▶ _Provided data_
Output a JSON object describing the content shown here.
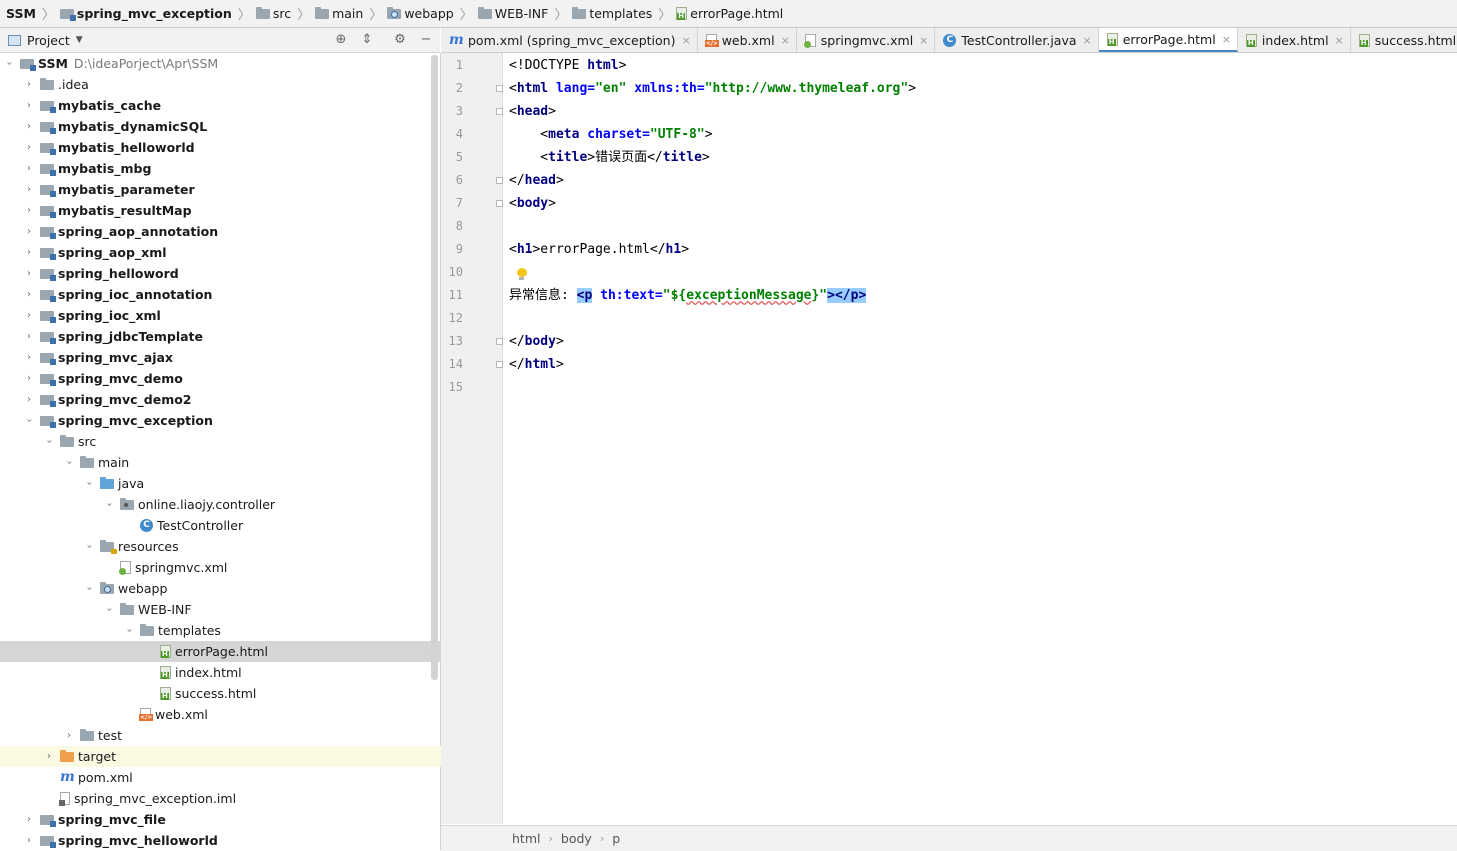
{
  "navbar": {
    "crumbs": [
      {
        "label": "SSM",
        "icon": "module-folder-icon",
        "bold": true
      },
      {
        "label": "spring_mvc_exception",
        "icon": "module-folder-icon",
        "bold": true
      },
      {
        "label": "src",
        "icon": "folder-icon",
        "bold": false
      },
      {
        "label": "main",
        "icon": "folder-icon",
        "bold": false
      },
      {
        "label": "webapp",
        "icon": "web-folder-icon",
        "bold": false
      },
      {
        "label": "WEB-INF",
        "icon": "folder-icon",
        "bold": false
      },
      {
        "label": "templates",
        "icon": "folder-icon",
        "bold": false
      },
      {
        "label": "errorPage.html",
        "icon": "html-file-icon",
        "bold": false
      }
    ]
  },
  "project_panel": {
    "title": "Project",
    "dropdown_icon": "triangle-down",
    "tools": [
      "locate-icon",
      "collapse-icon",
      "gear-icon",
      "minimize-icon"
    ]
  },
  "tree": [
    {
      "level": 0,
      "label": "SSM",
      "path": "D:\\ideaPorject\\Apr\\SSM",
      "icon": "module-folder-icon",
      "arrow": "open",
      "bold": true
    },
    {
      "level": 1,
      "label": ".idea",
      "icon": "folder-icon",
      "arrow": "closed"
    },
    {
      "level": 1,
      "label": "mybatis_cache",
      "icon": "module-folder-icon",
      "arrow": "closed",
      "bold": true
    },
    {
      "level": 1,
      "label": "mybatis_dynamicSQL",
      "icon": "module-folder-icon",
      "arrow": "closed",
      "bold": true
    },
    {
      "level": 1,
      "label": "mybatis_helloworld",
      "icon": "module-folder-icon",
      "arrow": "closed",
      "bold": true
    },
    {
      "level": 1,
      "label": "mybatis_mbg",
      "icon": "module-folder-icon",
      "arrow": "closed",
      "bold": true
    },
    {
      "level": 1,
      "label": "mybatis_parameter",
      "icon": "module-folder-icon",
      "arrow": "closed",
      "bold": true
    },
    {
      "level": 1,
      "label": "mybatis_resultMap",
      "icon": "module-folder-icon",
      "arrow": "closed",
      "bold": true
    },
    {
      "level": 1,
      "label": "spring_aop_annotation",
      "icon": "module-folder-icon",
      "arrow": "closed",
      "bold": true
    },
    {
      "level": 1,
      "label": "spring_aop_xml",
      "icon": "module-folder-icon",
      "arrow": "closed",
      "bold": true
    },
    {
      "level": 1,
      "label": "spring_helloword",
      "icon": "module-folder-icon",
      "arrow": "closed",
      "bold": true
    },
    {
      "level": 1,
      "label": "spring_ioc_annotation",
      "icon": "module-folder-icon",
      "arrow": "closed",
      "bold": true
    },
    {
      "level": 1,
      "label": "spring_ioc_xml",
      "icon": "module-folder-icon",
      "arrow": "closed",
      "bold": true
    },
    {
      "level": 1,
      "label": "spring_jdbcTemplate",
      "icon": "module-folder-icon",
      "arrow": "closed",
      "bold": true
    },
    {
      "level": 1,
      "label": "spring_mvc_ajax",
      "icon": "module-folder-icon",
      "arrow": "closed",
      "bold": true
    },
    {
      "level": 1,
      "label": "spring_mvc_demo",
      "icon": "module-folder-icon",
      "arrow": "closed",
      "bold": true
    },
    {
      "level": 1,
      "label": "spring_mvc_demo2",
      "icon": "module-folder-icon",
      "arrow": "closed",
      "bold": true
    },
    {
      "level": 1,
      "label": "spring_mvc_exception",
      "icon": "module-folder-icon",
      "arrow": "open",
      "bold": true
    },
    {
      "level": 2,
      "label": "src",
      "icon": "folder-icon",
      "arrow": "open"
    },
    {
      "level": 3,
      "label": "main",
      "icon": "folder-icon",
      "arrow": "open"
    },
    {
      "level": 4,
      "label": "java",
      "icon": "source-folder-icon",
      "arrow": "open"
    },
    {
      "level": 5,
      "label": "online.liaojy.controller",
      "icon": "package-icon",
      "arrow": "open"
    },
    {
      "level": 6,
      "label": "TestController",
      "icon": "class-icon",
      "arrow": "none"
    },
    {
      "level": 4,
      "label": "resources",
      "icon": "resources-folder-icon",
      "arrow": "open"
    },
    {
      "level": 5,
      "label": "springmvc.xml",
      "icon": "spring-xml-icon",
      "arrow": "none"
    },
    {
      "level": 4,
      "label": "webapp",
      "icon": "web-folder-icon",
      "arrow": "open"
    },
    {
      "level": 5,
      "label": "WEB-INF",
      "icon": "folder-icon",
      "arrow": "open"
    },
    {
      "level": 6,
      "label": "templates",
      "icon": "folder-icon",
      "arrow": "open"
    },
    {
      "level": 7,
      "label": "errorPage.html",
      "icon": "html-file-icon",
      "arrow": "none",
      "selected": true
    },
    {
      "level": 7,
      "label": "index.html",
      "icon": "html-file-icon",
      "arrow": "none"
    },
    {
      "level": 7,
      "label": "success.html",
      "icon": "html-file-icon",
      "arrow": "none"
    },
    {
      "level": 6,
      "label": "web.xml",
      "icon": "xml-file-icon",
      "arrow": "none"
    },
    {
      "level": 3,
      "label": "test",
      "icon": "folder-icon",
      "arrow": "closed"
    },
    {
      "level": 2,
      "label": "target",
      "icon": "excluded-folder-icon",
      "arrow": "closed",
      "highlight": true
    },
    {
      "level": 2,
      "label": "pom.xml",
      "icon": "maven-icon",
      "arrow": "none"
    },
    {
      "level": 2,
      "label": "spring_mvc_exception.iml",
      "icon": "iml-file-icon",
      "arrow": "none"
    },
    {
      "level": 1,
      "label": "spring_mvc_file",
      "icon": "module-folder-icon",
      "arrow": "closed",
      "bold": true
    },
    {
      "level": 1,
      "label": "spring_mvc_helloworld",
      "icon": "module-folder-icon",
      "arrow": "closed",
      "bold": true
    }
  ],
  "tabs": [
    {
      "label": "pom.xml (spring_mvc_exception)",
      "icon": "maven-icon",
      "active": false
    },
    {
      "label": "web.xml",
      "icon": "xml-file-icon",
      "active": false
    },
    {
      "label": "springmvc.xml",
      "icon": "spring-xml-icon",
      "active": false
    },
    {
      "label": "TestController.java",
      "icon": "class-icon",
      "active": false
    },
    {
      "label": "errorPage.html",
      "icon": "html-file-icon",
      "active": true
    },
    {
      "label": "index.html",
      "icon": "html-file-icon",
      "active": false
    },
    {
      "label": "success.html",
      "icon": "html-file-icon",
      "active": false
    }
  ],
  "tab_close_glyph": "×",
  "editor": {
    "current_line": 11,
    "lines": [
      [
        {
          "t": "tx",
          "v": "<!DOCTYPE "
        },
        {
          "t": "tg",
          "v": "html"
        },
        {
          "t": "tx",
          "v": ">"
        }
      ],
      [
        {
          "t": "tx",
          "v": "<"
        },
        {
          "t": "tg",
          "v": "html "
        },
        {
          "t": "at",
          "v": "lang="
        },
        {
          "t": "av",
          "v": "\"en\" "
        },
        {
          "t": "at",
          "v": "xmlns:th="
        },
        {
          "t": "av",
          "v": "\"http://www.thymeleaf.org\""
        },
        {
          "t": "tx",
          "v": ">"
        }
      ],
      [
        {
          "t": "tx",
          "v": "<"
        },
        {
          "t": "tg",
          "v": "head"
        },
        {
          "t": "tx",
          "v": ">"
        }
      ],
      [
        {
          "t": "tx",
          "v": "    <"
        },
        {
          "t": "tg",
          "v": "meta "
        },
        {
          "t": "at",
          "v": "charset="
        },
        {
          "t": "av",
          "v": "\"UTF-8\""
        },
        {
          "t": "tx",
          "v": ">"
        }
      ],
      [
        {
          "t": "tx",
          "v": "    <"
        },
        {
          "t": "tg",
          "v": "title"
        },
        {
          "t": "tx",
          "v": ">错误页面</"
        },
        {
          "t": "tg",
          "v": "title"
        },
        {
          "t": "tx",
          "v": ">"
        }
      ],
      [
        {
          "t": "tx",
          "v": "</"
        },
        {
          "t": "tg",
          "v": "head"
        },
        {
          "t": "tx",
          "v": ">"
        }
      ],
      [
        {
          "t": "tx",
          "v": "<"
        },
        {
          "t": "tg",
          "v": "body"
        },
        {
          "t": "tx",
          "v": ">"
        }
      ],
      [],
      [
        {
          "t": "tx",
          "v": "<"
        },
        {
          "t": "tg",
          "v": "h1"
        },
        {
          "t": "tx",
          "v": ">errorPage.html</"
        },
        {
          "t": "tg",
          "v": "h1"
        },
        {
          "t": "tx",
          "v": ">"
        }
      ],
      [],
      [
        {
          "t": "tx",
          "v": "异常信息: "
        },
        {
          "t": "tg",
          "v": "<p",
          "hl": true
        },
        {
          "t": "tx",
          "v": " "
        },
        {
          "t": "at",
          "v": "th:text="
        },
        {
          "t": "av",
          "v": "\"${"
        },
        {
          "t": "av",
          "v": "exceptionMessage",
          "sq": true
        },
        {
          "t": "av",
          "v": "}\""
        },
        {
          "t": "tg",
          "v": ">",
          "hl": true
        },
        {
          "t": "tg",
          "v": "</p>",
          "hl": true
        }
      ],
      [],
      [
        {
          "t": "tx",
          "v": "</"
        },
        {
          "t": "tg",
          "v": "body"
        },
        {
          "t": "tx",
          "v": ">"
        }
      ],
      [
        {
          "t": "tx",
          "v": "</"
        },
        {
          "t": "tg",
          "v": "html"
        },
        {
          "t": "tx",
          "v": ">"
        }
      ],
      []
    ],
    "fold_lines": [
      2,
      3,
      6,
      7,
      13,
      14
    ],
    "intention_icon": "lightbulb-icon"
  },
  "status_breadcrumb": [
    "html",
    "body",
    "p"
  ]
}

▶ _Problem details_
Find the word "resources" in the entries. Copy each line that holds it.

▶ _Solution to the problem_
      "label": "resources",
      "icon": "resources-folder-icon",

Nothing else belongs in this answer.